Watch This Aussie Actor Tear Apart Everyday Racism In Last Night’s ‘Q&A’ Episode
"I'm always gonna be your black friend, aren't I? That's all anybody ever sees."
Actor Meyne Wyatt has been hailed for delivering a powerful monologue on everyday racism on last night’s Q&A — and it’s something all Australians should see.
The episode shone a spotlight on the Black Lives matter movement, Australia’s own Indigenous deaths in custody, as well as the micro-aggressions that Indigenous Australians face every day.
It was something Meyne and his fellow panel members spoke passionately about throughout the evening, but in the last four minutes he stole the show with a powerful soliloquy from his play City Of Gold.
“I’m always gonna be your black friend, aren’t I? That’s all anybody ever sees,” he starts.
“I’m never just an actor. I’m an Indigenous actor. I love reppin’, but I don’t hear old Joe Bloggs being called quite white Anglo-Saxon actor.
“I’m always in the black show, the black play. I’m always the angry one, the tracker, the drinker, the thief. Sometimes I want to be seen for my talent, not my skin colour, not my race.”
Meyne Wyatt closes #QandA with a monologue from his play, City of Gold. pic.twitter.com/9ALFIYRAnq
— QandA (@QandA) June 8, 2020
He goes on to touch on white privilege, Australia’s treatment of AFL player (and Australian of the Year) Adam Goodes, the flagrant racism he experienced as a kid, and the subtle, insidious racism he still experiences as an adult — “the kind of shit I let them think they’re getting way with”.
“‘Nah, we’re progressive, now, we’ll give you the small, subtle shit’. The shit that’s always been there. Not the obvious, in-your-face shit. It’s the ‘we can’t be seen to be racist’ kind of shit,” he said.

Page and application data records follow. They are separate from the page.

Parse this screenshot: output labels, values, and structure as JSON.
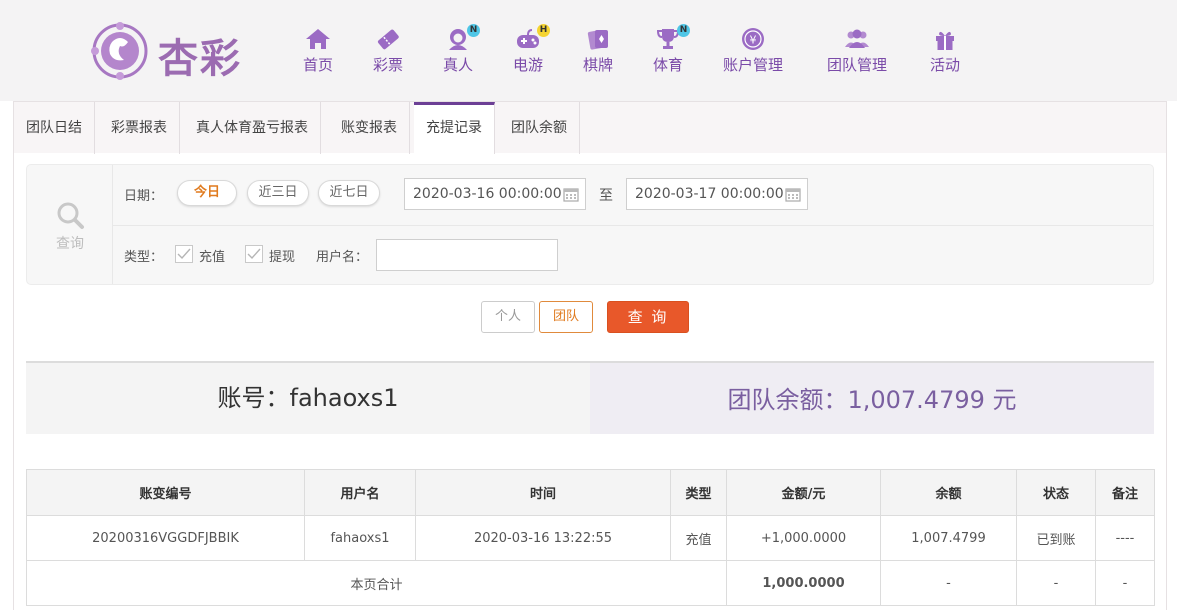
{
  "brand": {
    "name": "杏彩"
  },
  "nav": [
    {
      "label": "首页",
      "icon": "home-icon",
      "badge": ""
    },
    {
      "label": "彩票",
      "icon": "lottery-ticket-icon",
      "badge": ""
    },
    {
      "label": "真人",
      "icon": "live-dealer-icon",
      "badge": "N"
    },
    {
      "label": "电游",
      "icon": "gamepad-icon",
      "badge": "H"
    },
    {
      "label": "棋牌",
      "icon": "playing-cards-icon",
      "badge": ""
    },
    {
      "label": "体育",
      "icon": "trophy-icon",
      "badge": "N"
    },
    {
      "label": "账户管理",
      "icon": "yen-coin-icon",
      "badge": ""
    },
    {
      "label": "团队管理",
      "icon": "team-users-icon",
      "badge": ""
    },
    {
      "label": "活动",
      "icon": "gift-icon",
      "badge": ""
    }
  ],
  "tabs": [
    {
      "label": "团队日结",
      "active": false
    },
    {
      "label": "彩票报表",
      "active": false
    },
    {
      "label": "真人体育盈亏报表",
      "active": false
    },
    {
      "label": "账变报表",
      "active": false
    },
    {
      "label": "充提记录",
      "active": true
    },
    {
      "label": "团队余额",
      "active": false
    }
  ],
  "filter": {
    "search_label": "查询",
    "date_label": "日期：",
    "quick_ranges": [
      "今日",
      "近三日",
      "近七日"
    ],
    "active_range": "今日",
    "date_from": "2020-03-16 00:00:00",
    "to_label": "至",
    "date_to": "2020-03-17 00:00:00",
    "type_label": "类型：",
    "types": [
      {
        "label": "充值",
        "checked": true
      },
      {
        "label": "提现",
        "checked": true
      }
    ],
    "username_label": "用户名：",
    "username_value": ""
  },
  "actions": {
    "personal": "个人",
    "team": "团队",
    "query": "查 询"
  },
  "summary": {
    "account_text": "账号：fahaoxs1",
    "balance_text": "团队余额：1,007.4799 元"
  },
  "table": {
    "headers": [
      "账变编号",
      "用户名",
      "时间",
      "类型",
      "金额/元",
      "余额",
      "状态",
      "备注"
    ],
    "rows": [
      {
        "id": "20200316VGGDFJBBIK",
        "user": "fahaoxs1",
        "time": "2020-03-16 13:22:55",
        "type": "充值",
        "amount": "+1,000.0000",
        "balance": "1,007.4799",
        "status": "已到账",
        "note": "----"
      }
    ],
    "total": {
      "label": "本页合计",
      "amount": "1,000.0000",
      "balance": "-",
      "status": "-",
      "note": "-"
    }
  },
  "colors": {
    "brand_purple": "#7a4aa8",
    "accent_orange": "#e8582a",
    "positive_green": "#5a9a1e"
  }
}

“Security guard following me around the store, asking to search my bag. Walking up to the counter first being served, second or third or last kind of shit. Or hailing down a cab and watching it slow down to look at my face and then drive off.”
That monologue by @meynewyatt might be the most incredible and shattering thing I’ve seen on #qanda.
— Benjamin Law 羅旭能 (@mrbenjaminlaw) June 8, 2020
Wyatt finishes the monologue by talking about the exhausting act of trying to educate people about race.
“To be honest, I can’t be bothered. I can’t be bothered teaching their ignorant arses on a daily basis. I don’t have the energy or the enthusiasm. It’s exhausting, and I like living my life,” he said.
“But on occasion, when you caught me on a bad day where I don’t feel like taking it, I’ll give you that angry black you’ve been asking for and I’ll tear you a new asshole. Not because of that one time, because of my whole life.”
Instead, he asks for help from people to challenge everyday racism when they see it.
“Be crazy, take a risk, be different, offend your family. Call them out,” he said. “Silence is violence. Complacency is complicity.
“I don’t want to be quiet. I don’t want to be humble. I don’t want to sit down.”
Ummm did we just watch @meynewyatt deliver the best two minutes of Australian TV ever??! #QandA
— Nazeem Hussain (@nazeem_hussain) June 8, 2020
Such passion. That bought me to tears. Incredibly moving and powerful. Loved the whole show tonight beautifully topped off by Meyne 💪🏻🙏🏻
— Mrs Hoom (@mrs_hoom) June 8, 2020
My sister said to me that she found this very confronting. I replied “Good! If you’re feeling uncomfortable hearing it, how do you think he feels living it??!” #qanda
— Pierrette (@pierrettec76) June 8, 2020
The episode also featured Leetona Dungay, the mother of David Dungay who died in police custody in 2015; actor Nakkiah Lui; lawyer Nyadol Nyuon; Shadow Treasurer Jim Chalmers; and NSW Liberal senator Andrew Bragg.